           - cast includes the proximal phalanx of thumb w/ wrist in 10 deg flexion and radial deviation to provide compression & radial deviation of the fragments;
                   - volar upward pressure is applied on the distal pole of the scaphoid
                   - dorsal downward pressure is applied on the capitate;
                          - displacement of the capitate volarly rotates the lunate and proximal pole into flexion and closes the dorsal scaphoid gap;
           - most surgeons leave the IP joint free;
           - tubercle frxs are suitable for short arm cast, while pts w/ w/ proximal pole fractures are candidates for a long arm cast;

- Post Injury Care:
    - long thumb-spica cast is used for six weeks, followed by short thumb- spica cast until clinical and radiographic signs of union are seen;
    - immobilization for 16 weeks to 6 months is sometimes required;
    - undisplaced fractures unite in 8 to 12 weeks
    - consider changing the cast every 10-14 days for the first 6 weeks so that it remains firm around forearm muscles and the wrist;
    - many surgeons will cast for an additional 4-6 weeks once trabeculation is seen crossing the frx site (on radiographs), since the same frx seen on CT scanning may demonstrate a persistent frx gap;
    - if x-rays fail to clearly demonstrate trabeculae crossing site of frx, CT scan along axis of carpal scaphoid is performed;
            - this allows assessment of possible scaphoid nonunion

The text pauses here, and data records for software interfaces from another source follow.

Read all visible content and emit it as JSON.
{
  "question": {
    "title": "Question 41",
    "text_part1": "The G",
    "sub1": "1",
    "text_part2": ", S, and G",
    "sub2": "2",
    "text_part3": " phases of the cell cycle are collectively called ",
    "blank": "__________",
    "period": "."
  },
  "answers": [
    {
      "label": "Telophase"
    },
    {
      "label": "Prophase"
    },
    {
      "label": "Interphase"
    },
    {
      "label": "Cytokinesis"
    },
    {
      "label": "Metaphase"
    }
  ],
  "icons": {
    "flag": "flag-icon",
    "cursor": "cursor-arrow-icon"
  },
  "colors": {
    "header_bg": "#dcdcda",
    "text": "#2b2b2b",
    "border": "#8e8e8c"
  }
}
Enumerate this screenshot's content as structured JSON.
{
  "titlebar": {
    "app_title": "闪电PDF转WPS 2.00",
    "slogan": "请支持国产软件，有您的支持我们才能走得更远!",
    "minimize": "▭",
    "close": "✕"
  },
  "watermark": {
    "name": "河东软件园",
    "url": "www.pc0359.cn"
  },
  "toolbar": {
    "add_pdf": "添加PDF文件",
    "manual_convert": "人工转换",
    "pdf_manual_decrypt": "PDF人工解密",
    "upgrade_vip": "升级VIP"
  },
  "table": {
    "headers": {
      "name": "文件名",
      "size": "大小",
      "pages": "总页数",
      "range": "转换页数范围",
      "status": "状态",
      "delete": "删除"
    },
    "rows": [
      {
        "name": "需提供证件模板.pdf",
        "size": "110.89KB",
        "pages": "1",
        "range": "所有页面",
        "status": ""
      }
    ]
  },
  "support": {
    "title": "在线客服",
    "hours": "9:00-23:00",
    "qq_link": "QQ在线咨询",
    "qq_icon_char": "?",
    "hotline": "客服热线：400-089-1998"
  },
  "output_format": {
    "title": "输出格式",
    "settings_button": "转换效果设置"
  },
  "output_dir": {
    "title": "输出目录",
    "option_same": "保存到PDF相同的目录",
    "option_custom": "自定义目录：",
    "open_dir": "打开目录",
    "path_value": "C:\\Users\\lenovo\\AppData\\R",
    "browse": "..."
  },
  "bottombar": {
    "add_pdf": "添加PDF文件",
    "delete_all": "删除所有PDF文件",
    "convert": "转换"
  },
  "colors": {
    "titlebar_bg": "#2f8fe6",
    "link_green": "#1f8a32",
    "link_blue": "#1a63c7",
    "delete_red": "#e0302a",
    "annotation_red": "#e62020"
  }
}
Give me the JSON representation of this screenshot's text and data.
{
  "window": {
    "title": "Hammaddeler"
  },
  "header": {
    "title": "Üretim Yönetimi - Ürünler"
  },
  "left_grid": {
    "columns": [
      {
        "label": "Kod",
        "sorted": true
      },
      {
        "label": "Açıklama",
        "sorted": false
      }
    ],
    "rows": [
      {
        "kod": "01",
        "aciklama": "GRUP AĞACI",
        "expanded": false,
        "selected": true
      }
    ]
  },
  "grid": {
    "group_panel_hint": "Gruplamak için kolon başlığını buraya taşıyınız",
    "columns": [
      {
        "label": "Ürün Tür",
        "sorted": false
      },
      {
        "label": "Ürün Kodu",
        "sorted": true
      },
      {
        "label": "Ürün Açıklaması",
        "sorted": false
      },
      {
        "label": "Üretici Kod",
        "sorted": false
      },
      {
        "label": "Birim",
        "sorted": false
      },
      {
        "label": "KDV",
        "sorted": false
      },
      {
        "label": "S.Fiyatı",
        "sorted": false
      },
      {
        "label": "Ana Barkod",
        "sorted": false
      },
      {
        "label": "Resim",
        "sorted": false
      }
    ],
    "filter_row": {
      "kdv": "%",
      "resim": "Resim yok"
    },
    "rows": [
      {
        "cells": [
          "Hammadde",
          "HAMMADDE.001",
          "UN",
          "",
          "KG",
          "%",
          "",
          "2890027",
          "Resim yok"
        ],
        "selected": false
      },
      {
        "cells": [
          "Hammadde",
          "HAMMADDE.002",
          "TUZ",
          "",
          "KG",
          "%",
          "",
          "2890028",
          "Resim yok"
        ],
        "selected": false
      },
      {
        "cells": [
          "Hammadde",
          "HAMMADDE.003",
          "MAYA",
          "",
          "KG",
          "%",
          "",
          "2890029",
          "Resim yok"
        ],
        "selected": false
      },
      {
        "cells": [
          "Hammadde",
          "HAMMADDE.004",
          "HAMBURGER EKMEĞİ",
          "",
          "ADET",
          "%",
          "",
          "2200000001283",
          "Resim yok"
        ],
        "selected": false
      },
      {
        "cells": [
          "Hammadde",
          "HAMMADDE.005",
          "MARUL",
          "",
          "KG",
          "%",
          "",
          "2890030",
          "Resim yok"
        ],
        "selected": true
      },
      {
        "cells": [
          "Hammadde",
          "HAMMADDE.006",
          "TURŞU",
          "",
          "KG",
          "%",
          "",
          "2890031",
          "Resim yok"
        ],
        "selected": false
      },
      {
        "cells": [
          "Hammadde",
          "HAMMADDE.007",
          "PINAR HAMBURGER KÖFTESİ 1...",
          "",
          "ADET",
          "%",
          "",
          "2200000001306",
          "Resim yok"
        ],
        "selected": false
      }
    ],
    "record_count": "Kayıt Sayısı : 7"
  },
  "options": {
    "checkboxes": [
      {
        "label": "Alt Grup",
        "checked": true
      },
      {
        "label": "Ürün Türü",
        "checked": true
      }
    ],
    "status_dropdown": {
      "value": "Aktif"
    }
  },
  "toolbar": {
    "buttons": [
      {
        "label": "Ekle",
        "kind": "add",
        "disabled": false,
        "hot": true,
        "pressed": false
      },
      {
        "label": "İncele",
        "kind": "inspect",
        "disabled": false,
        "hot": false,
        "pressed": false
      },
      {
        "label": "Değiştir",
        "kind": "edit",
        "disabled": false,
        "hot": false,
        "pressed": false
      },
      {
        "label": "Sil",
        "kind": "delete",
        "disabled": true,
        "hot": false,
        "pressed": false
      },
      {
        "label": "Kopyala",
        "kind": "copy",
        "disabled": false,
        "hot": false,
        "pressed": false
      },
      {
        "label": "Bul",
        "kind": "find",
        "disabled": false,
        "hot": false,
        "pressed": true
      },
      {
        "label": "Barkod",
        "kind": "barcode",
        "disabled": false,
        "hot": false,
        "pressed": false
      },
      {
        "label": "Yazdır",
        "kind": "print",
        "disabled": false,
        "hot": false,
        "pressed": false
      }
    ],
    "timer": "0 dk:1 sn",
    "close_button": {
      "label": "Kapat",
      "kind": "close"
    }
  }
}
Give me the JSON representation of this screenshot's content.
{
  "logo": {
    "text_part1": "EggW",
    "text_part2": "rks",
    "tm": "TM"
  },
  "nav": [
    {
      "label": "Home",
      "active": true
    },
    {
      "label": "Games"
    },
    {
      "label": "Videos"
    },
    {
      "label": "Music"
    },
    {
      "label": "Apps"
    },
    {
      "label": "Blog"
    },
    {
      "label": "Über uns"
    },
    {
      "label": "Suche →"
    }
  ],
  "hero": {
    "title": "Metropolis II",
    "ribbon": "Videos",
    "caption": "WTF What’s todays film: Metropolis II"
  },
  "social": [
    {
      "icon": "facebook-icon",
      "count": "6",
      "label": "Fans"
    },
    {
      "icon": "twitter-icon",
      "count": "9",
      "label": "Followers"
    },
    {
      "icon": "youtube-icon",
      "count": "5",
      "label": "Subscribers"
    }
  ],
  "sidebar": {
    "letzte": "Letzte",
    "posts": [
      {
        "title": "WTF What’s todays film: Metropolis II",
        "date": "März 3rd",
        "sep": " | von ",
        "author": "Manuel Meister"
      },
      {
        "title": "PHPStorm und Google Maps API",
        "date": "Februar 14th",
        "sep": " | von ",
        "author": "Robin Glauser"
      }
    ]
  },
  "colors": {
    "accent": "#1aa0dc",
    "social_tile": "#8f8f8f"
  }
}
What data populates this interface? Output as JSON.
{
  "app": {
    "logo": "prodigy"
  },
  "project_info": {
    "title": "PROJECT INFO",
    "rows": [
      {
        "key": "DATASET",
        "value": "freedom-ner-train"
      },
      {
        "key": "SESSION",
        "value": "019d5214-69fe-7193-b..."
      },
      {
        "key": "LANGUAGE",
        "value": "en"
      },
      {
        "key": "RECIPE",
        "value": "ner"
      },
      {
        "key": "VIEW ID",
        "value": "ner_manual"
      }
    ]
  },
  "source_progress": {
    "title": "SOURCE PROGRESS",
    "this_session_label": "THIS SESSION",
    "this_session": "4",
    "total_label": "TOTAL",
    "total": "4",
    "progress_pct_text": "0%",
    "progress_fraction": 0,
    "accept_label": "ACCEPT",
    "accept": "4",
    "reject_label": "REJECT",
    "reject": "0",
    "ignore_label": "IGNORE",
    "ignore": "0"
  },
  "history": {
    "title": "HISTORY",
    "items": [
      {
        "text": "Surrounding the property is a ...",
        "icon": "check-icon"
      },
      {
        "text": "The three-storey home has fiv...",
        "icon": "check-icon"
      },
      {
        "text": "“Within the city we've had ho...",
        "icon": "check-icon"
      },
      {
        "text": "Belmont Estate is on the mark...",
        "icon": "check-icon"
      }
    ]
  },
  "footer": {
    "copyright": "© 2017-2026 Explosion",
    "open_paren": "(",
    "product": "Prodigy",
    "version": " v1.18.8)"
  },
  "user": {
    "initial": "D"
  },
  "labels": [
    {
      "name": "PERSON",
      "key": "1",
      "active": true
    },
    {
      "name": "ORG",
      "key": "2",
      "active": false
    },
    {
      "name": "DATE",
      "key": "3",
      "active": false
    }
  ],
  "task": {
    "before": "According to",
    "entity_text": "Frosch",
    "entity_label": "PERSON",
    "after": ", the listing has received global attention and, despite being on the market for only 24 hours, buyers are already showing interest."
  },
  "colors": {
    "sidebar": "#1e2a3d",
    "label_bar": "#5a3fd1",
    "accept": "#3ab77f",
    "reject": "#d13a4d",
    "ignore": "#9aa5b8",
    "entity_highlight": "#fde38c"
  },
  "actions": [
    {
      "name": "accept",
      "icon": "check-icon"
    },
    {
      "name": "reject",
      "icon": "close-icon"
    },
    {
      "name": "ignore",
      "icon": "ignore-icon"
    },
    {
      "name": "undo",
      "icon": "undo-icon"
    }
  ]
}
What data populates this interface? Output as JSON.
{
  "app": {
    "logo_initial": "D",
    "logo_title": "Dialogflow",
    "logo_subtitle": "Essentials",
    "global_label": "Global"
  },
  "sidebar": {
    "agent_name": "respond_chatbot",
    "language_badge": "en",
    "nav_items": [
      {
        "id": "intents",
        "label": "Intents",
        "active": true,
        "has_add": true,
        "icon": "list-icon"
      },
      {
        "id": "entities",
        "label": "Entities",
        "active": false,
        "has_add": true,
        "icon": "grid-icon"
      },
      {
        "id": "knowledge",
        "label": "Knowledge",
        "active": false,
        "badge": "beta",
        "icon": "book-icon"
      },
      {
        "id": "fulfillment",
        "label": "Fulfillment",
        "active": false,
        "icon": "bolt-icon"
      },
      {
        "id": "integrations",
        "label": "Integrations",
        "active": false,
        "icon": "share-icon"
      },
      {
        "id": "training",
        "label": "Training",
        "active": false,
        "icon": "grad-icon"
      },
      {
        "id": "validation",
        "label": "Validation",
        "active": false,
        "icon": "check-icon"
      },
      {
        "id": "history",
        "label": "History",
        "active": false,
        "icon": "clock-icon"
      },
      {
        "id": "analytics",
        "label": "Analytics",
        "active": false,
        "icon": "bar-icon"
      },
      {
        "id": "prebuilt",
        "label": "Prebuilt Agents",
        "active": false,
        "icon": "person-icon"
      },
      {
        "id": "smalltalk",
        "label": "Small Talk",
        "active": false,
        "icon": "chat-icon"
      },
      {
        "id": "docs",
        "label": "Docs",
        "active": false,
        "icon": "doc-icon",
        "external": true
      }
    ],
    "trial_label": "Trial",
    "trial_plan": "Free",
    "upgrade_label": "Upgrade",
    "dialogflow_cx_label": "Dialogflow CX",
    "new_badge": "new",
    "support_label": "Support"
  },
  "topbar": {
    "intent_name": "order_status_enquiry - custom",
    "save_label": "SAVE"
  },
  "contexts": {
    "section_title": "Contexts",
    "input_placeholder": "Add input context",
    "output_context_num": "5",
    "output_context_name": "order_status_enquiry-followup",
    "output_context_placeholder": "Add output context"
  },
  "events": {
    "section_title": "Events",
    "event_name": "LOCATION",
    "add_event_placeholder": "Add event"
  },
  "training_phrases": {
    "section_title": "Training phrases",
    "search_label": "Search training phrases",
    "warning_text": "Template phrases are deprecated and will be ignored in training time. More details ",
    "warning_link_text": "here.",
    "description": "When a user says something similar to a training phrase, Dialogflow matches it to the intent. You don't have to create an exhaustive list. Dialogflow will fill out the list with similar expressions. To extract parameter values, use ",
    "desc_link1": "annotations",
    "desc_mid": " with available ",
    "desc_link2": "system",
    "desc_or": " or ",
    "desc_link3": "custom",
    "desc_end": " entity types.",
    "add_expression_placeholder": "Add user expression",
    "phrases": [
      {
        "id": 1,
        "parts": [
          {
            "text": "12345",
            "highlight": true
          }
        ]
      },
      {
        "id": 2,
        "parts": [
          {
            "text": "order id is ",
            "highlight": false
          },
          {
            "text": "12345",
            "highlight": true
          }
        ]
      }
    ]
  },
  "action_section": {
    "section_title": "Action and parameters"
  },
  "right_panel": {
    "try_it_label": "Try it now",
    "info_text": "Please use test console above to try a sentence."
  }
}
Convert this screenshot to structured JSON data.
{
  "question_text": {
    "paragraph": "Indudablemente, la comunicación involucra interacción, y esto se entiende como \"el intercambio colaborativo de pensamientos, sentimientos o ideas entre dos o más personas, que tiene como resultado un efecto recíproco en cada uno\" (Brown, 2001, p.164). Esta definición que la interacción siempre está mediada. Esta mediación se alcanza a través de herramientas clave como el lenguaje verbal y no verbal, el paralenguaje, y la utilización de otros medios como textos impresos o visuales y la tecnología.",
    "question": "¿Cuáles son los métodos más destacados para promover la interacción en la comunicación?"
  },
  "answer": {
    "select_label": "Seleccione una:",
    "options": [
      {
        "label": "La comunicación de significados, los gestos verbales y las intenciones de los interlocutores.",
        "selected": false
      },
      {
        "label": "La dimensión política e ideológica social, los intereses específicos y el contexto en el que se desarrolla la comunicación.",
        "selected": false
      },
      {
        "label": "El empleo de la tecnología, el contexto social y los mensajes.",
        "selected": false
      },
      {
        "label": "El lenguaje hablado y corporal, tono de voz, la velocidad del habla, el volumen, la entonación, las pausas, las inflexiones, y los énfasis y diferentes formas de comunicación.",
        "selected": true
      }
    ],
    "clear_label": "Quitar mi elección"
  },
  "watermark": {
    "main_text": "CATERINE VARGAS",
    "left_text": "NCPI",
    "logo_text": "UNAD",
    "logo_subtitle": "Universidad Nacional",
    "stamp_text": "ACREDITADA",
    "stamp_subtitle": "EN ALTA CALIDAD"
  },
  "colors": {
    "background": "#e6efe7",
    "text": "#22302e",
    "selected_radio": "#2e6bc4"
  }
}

Comparison of short and long thumb-spica casts for non-displaced fractures of the carpal scaphoid

Clinical fracture of the carpal scaphoid--supportive bandage or plaster cast immobilization.

Early mobilisation of Colles' fractures. A prospective trial.

Consequences of late immobilization of scaphoid fractures.

Nonoperative Compared with Operative Treatment of Acute Scaphoid Fractures

Clinical and radiological outcome of cast immobilisation versus surgical treatment of acute scaphoid fractures at a mean follow-up of 93 months

Management of displaced fractures of the waist of the scaphoid: meta-analyses of comparative studies.